Effects on Mental Health

Lyme disease can affect your mental health in ways that may lead to weight loss. These include anorexia (food aversions, changes in smell and taste), depression, anxiety, and changes in mood.

Other Effects on Health

Lyme disease can impact your health in other ways that may subsequently influence your weight, including:

Can Lyme Disease Also Cause Weight Gain?

For many of the same reasons Lyme disease can cause weight loss, it can also cause weight gain. These reasons can include:

  • Changes in metabolism
  • Hormonal fluctuations
  • Lifestyle changes like lack of exercise

Maintaining a Healthy Lifestyle While Fighting Lyme Disease

The best way to control weight fluctuations and to help your body heal while fighting Lyme disease is to maintain a healthy lifestyle. This can be incredibly difficult when you don’t feel well, but there are some things you can do that can help:


Lyme disease causes inflammation, which can impact pain and other symptoms. An anti-inflammatory diet can help your body fight the illness and avoid chronic inflammation. Many people follow the “Lyme diet,” eliminating sugar, gluten, and sometimes dairy. Think about nourishing your body with healthy foods like fruits and vegetables and lean proteins, and avoiding caffeine and alcohol.


As you’re able, it’s important to rebuild your tolerance for physical activity, to combat chronic fatigue and gain back muscle (and therefore sometimes weight) loss. It can help to work with a Lyme literate physical therapist who will not push you to a point of post exertional malaise.

Prioritizing Mental Health and Self Care

Lyme and other tick-borne illness affect your entire body, so it’s important to take a holistic approach to healing, one that includes antibiotic treatment for the infection but also focuses on your mental health and emotional well-being. This could include seeing a talk therapist or seeking other professional help for depression, establishing good sleep hygiene, doing adjunct therapies, doing calming activities, and making time for joy and pleasure even when you’re at your sickest.

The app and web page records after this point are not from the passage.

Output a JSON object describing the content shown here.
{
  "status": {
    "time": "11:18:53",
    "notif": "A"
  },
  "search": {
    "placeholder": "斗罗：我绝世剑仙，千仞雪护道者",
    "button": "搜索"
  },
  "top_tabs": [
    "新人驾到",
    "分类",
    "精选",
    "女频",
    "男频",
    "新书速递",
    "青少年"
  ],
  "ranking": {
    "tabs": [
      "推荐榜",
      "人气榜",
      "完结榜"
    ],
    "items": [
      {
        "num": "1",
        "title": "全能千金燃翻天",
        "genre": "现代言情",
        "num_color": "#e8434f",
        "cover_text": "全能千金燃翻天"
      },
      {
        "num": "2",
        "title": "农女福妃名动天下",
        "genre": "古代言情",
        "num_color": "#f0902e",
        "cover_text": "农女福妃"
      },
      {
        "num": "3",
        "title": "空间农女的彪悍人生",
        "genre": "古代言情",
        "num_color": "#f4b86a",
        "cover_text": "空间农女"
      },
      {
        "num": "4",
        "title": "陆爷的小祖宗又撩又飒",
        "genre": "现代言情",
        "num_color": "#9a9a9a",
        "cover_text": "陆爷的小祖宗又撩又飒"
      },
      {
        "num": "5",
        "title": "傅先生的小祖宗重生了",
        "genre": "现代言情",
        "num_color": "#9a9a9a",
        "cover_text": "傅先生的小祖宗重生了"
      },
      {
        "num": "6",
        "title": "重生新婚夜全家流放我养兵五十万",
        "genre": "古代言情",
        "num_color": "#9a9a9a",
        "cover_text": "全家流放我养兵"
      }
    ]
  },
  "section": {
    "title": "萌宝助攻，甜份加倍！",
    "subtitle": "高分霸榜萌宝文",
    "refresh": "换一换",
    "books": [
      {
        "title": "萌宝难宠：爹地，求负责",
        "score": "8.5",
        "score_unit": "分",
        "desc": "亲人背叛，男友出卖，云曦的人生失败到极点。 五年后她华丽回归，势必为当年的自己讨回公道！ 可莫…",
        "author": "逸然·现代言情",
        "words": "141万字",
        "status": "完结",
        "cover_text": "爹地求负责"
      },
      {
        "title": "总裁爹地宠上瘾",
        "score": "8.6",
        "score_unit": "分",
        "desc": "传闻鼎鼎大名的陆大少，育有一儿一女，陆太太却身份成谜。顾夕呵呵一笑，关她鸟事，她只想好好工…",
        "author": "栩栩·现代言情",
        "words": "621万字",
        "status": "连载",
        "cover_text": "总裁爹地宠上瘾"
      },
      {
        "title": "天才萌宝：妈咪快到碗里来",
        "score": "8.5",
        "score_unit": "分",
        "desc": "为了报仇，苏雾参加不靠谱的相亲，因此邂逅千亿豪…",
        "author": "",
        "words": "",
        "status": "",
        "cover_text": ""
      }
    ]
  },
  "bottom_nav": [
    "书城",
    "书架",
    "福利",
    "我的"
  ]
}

Talk to your primary care doctor, Lyme literate medical doctor (LLMD), or a functional medicine doctor to determine the best lifestyle and nutrition choices to support your body as you fight Lyme disease.

Preventing Lyme Disease

The best way to avoid having Lyme affect your weight is to prevent Lyme disease altogether. There is not a Lyme vaccine, though researchers are working on various options, so currently the best method of disease control is to prevent tick exposure. To help avoid a tick bite, follow these steps to Be Tick AWARE:

  • AVOID areas where ticks live such as wood piles, leaf litter, long grass, beach grass, busy areas, stone walls, and perimeters where the lawn meets the woods.
  • WEAR light-colored clothing to spot ticks more easily, like a long-sleeved tucked in at the waist, long pants tucked into high socks, closed-toed shoes, and a hat with your hair tucked in.
  • APPLY EPA-approved tick repellent (such as picaridin or DEET) to skin and insecticide (such as permethrin) to clothing and shoes, as directed.
  • REMOVE clothing upon entering the home; toss into the dryer at high temperature for 10-15 minutes to kill live ticks (putting them in the washer won’t work).
  • EXAMINE yourself and your pets for ticks daily, feeling for bumps in areas like the back of knees, the groin, the armpits, in and behind the ears, in the belly button, and on the scalp.

Click below to sign up for GLA's newsletter.

Subscribe to newsletter

The above material is provided for information purposes only. The material (a) is not nor should be considered, or used as a substitute for, medical advice, diagnosis, or treatment, nor (b) does it necessarily represent endorsement by or an official position of Global Lyme Alliance, Inc. or any of its directors, officers, advisors or volunteers. Advice on the testing, treatment or care of an individual patient should be obtained through consultation with a physician who has examined that patient or is familiar with that patient’s medical history.